Data about app and page elements
- - - -
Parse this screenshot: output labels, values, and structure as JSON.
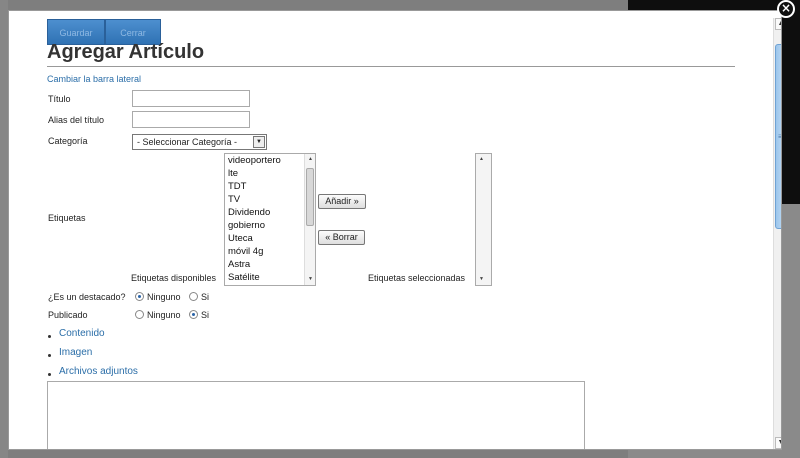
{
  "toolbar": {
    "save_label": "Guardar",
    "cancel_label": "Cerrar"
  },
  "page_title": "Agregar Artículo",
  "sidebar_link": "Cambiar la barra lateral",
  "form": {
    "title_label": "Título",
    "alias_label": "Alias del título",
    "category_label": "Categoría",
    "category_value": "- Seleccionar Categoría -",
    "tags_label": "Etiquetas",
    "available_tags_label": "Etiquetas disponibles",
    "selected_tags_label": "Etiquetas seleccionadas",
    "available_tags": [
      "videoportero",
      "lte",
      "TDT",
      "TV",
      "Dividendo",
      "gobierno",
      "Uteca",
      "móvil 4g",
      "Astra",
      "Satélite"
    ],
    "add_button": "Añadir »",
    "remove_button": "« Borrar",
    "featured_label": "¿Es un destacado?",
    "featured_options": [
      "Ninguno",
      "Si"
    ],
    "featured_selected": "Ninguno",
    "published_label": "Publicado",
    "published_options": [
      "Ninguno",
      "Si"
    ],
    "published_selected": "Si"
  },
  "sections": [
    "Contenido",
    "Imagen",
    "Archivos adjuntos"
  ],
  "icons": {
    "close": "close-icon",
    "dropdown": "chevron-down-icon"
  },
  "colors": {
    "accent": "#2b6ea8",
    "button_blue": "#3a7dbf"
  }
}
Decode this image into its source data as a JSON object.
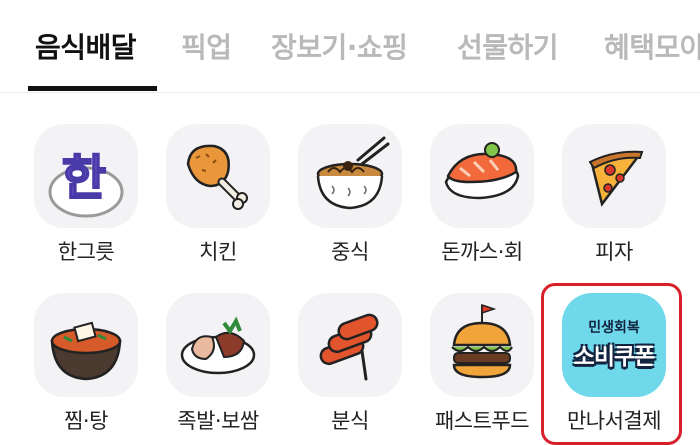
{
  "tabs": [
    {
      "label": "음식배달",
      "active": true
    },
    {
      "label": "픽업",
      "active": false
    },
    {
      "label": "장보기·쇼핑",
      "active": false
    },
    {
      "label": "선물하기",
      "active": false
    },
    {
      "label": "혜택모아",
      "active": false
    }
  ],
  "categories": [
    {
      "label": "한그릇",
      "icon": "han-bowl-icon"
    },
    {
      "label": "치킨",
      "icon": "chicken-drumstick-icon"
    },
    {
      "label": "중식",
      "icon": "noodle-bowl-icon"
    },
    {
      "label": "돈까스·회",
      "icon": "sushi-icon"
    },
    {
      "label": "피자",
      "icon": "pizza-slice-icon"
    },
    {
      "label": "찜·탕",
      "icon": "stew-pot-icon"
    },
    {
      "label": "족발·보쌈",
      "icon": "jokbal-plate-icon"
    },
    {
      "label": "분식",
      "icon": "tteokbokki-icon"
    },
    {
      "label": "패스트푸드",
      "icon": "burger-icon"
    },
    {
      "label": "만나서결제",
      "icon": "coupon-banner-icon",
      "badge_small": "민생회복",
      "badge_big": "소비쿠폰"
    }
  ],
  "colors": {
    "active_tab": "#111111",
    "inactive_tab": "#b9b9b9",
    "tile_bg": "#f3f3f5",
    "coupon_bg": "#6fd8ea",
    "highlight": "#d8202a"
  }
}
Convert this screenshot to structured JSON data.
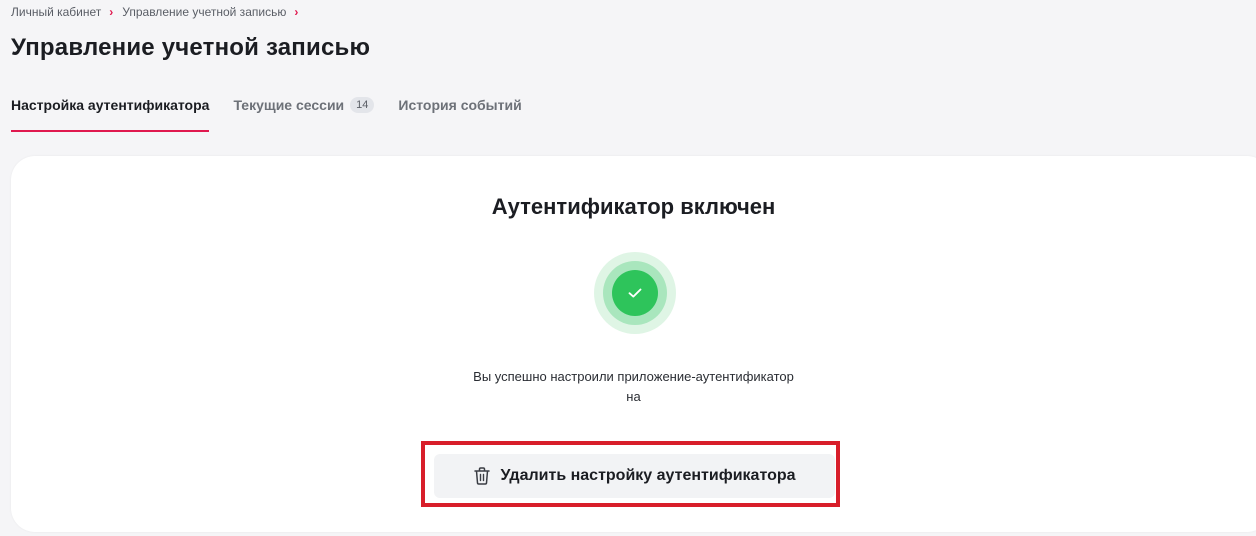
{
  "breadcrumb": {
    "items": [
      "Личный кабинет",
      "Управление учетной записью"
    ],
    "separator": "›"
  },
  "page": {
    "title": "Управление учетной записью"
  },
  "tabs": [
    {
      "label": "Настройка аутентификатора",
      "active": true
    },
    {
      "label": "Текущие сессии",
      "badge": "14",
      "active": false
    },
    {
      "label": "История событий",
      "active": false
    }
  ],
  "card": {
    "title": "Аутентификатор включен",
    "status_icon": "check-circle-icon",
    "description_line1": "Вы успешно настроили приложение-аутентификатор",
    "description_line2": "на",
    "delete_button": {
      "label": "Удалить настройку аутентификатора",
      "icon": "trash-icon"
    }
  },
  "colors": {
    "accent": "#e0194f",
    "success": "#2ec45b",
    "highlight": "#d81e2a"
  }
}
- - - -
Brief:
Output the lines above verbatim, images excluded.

Output of the task:
Parse this screenshot: output labels, values, and structure as JSON.
{
  "toolbar": {
    "save_label": "Guardar",
    "cancel_label": "Cerrar"
  },
  "page_title": "Agregar Artículo",
  "sidebar_link": "Cambiar la barra lateral",
  "form": {
    "title_label": "Título",
    "alias_label": "Alias del título",
    "category_label": "Categoría",
    "category_value": "- Seleccionar Categoría -",
    "tags_label": "Etiquetas",
    "available_tags_label": "Etiquetas disponibles",
    "selected_tags_label": "Etiquetas seleccionadas",
    "available_tags": [
      "videoportero",
      "lte",
      "TDT",
      "TV",
      "Dividendo",
      "gobierno",
      "Uteca",
      "móvil 4g",
      "Astra",
      "Satélite"
    ],
    "add_button": "Añadir »",
    "remove_button": "« Borrar",
    "featured_label": "¿Es un destacado?",
    "featured_options": [
      "Ninguno",
      "Si"
    ],
    "featured_selected": "Ninguno",
    "published_label": "Publicado",
    "published_options": [
      "Ninguno",
      "Si"
    ],
    "published_selected": "Si"
  },
  "sections": [
    "Contenido",
    "Imagen",
    "Archivos adjuntos"
  ],
  "icons": {
    "close": "close-icon",
    "dropdown": "chevron-down-icon"
  },
  "colors": {
    "accent": "#2b6ea8",
    "button_blue": "#3a7dbf"
  }
}
Decode this image into its source data as a JSON object.
{
  "tabs": [
    {
      "label": "음식배달",
      "active": true
    },
    {
      "label": "픽업",
      "active": false
    },
    {
      "label": "장보기·쇼핑",
      "active": false
    },
    {
      "label": "선물하기",
      "active": false
    },
    {
      "label": "혜택모아",
      "active": false
    }
  ],
  "categories": [
    {
      "label": "한그릇",
      "icon": "han-bowl-icon"
    },
    {
      "label": "치킨",
      "icon": "chicken-drumstick-icon"
    },
    {
      "label": "중식",
      "icon": "noodle-bowl-icon"
    },
    {
      "label": "돈까스·회",
      "icon": "sushi-icon"
    },
    {
      "label": "피자",
      "icon": "pizza-slice-icon"
    },
    {
      "label": "찜·탕",
      "icon": "stew-pot-icon"
    },
    {
      "label": "족발·보쌈",
      "icon": "jokbal-plate-icon"
    },
    {
      "label": "분식",
      "icon": "tteokbokki-icon"
    },
    {
      "label": "패스트푸드",
      "icon": "burger-icon"
    },
    {
      "label": "만나서결제",
      "icon": "coupon-banner-icon",
      "badge_small": "민생회복",
      "badge_big": "소비쿠폰"
    }
  ],
  "colors": {
    "active_tab": "#111111",
    "inactive_tab": "#b9b9b9",
    "tile_bg": "#f3f3f5",
    "coupon_bg": "#6fd8ea",
    "highlight": "#d8202a"
  }
}
Convert this screenshot to structured JSON data.
{
  "breadcrumb": {
    "items": [
      "Личный кабинет",
      "Управление учетной записью"
    ],
    "separator": "›"
  },
  "page": {
    "title": "Управление учетной записью"
  },
  "tabs": [
    {
      "label": "Настройка аутентификатора",
      "active": true
    },
    {
      "label": "Текущие сессии",
      "badge": "14",
      "active": false
    },
    {
      "label": "История событий",
      "active": false
    }
  ],
  "card": {
    "title": "Аутентификатор включен",
    "status_icon": "check-circle-icon",
    "description_line1": "Вы успешно настроили приложение-аутентификатор",
    "description_line2": "на",
    "delete_button": {
      "label": "Удалить настройку аутентификатора",
      "icon": "trash-icon"
    }
  },
  "colors": {
    "accent": "#e0194f",
    "success": "#2ec45b",
    "highlight": "#d81e2a"
  }
}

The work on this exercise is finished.